8) I love Pride and Prejudice. I've read it so often I know bits off by heart. When the BBC series starring Colin Firth as Mr Darcy (it's good to admire God's creation...) came out I remember hurrying home from an evening service I'd been preaching at in Partick in Glasgow to see it. In the scene in this picture, when he came up out of the water, I said to Him Indoors, "that's not in the book! Oh, but never mind, it's a good addition"! My daughters are hooked too. I love to hear them squealing about the awfulness of Mr Collins, or about Mrs Bennett's rudeness to Mr Darcy when she doesn't know what she owes them. They've also watched the Keira Knightley version and the Bollywood "Bride and Prejudice".

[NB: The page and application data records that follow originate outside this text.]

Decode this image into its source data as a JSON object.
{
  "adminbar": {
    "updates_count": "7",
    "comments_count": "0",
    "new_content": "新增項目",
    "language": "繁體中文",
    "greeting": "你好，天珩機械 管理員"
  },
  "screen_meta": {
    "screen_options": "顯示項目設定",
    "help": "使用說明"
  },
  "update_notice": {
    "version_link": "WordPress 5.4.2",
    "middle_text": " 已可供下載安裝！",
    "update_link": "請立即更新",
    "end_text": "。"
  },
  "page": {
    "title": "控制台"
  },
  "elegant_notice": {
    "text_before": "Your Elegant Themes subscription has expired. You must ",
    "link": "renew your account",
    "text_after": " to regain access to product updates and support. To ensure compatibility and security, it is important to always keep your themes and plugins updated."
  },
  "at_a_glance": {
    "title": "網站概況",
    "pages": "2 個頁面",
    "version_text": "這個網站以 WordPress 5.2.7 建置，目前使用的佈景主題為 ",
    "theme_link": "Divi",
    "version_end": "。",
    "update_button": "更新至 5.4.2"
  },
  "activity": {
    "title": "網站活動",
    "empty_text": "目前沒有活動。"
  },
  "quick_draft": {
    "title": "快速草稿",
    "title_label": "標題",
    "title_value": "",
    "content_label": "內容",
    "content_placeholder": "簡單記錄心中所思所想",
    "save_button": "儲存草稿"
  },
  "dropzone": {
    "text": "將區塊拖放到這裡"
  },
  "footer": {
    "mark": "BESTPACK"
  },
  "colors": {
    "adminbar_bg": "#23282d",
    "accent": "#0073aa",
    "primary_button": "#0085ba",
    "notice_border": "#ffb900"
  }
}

9)I love when our caravan is Pitched somewhere nice, and we get some Peace to chill out with a book while the kids Play. I'm definitely a People Person (I was thinking that this morning as I sat in a senior management meeting and found I was constantly distracted from the fascinating statistics we were looking at by thinking about the characters of the different people around the room) but, sometimes I can have too much of a good thing and then getting away from it all is Perfect, although I miss Perusing all the blogs I love to visit.

10) Lastly, I love Photographs. When the kids were wee, I fear it may have been because in the photos all four were clean and smiling AT THE SAME TIME whereas in real life this was less likely to be the case. We have a whole wall of photos of the kids in the living room. I'd take a photo of it to post here but I can't find my camera. I may edit this paragraph later! I hope to find it tomorrow to take our Puppy (now eight months old and not so puppy-like now) and Put one foot in front of the other and go for a nice walk somewhere. (Edit Sunday 23/11/08 - found camera, but not in time for either yesterday's walk or the beautiful snow scene which we woke up to today. The kids all enjoyed a snowball fight outside church after the service, and as usual I tried to convince them all I am highly allergic to snowballs).

Thanks, Cowboy's Wife. I enjoyed doing that. If anyone else wants to join in, please let me know and I'll assign you a letter and await your post with eagerness.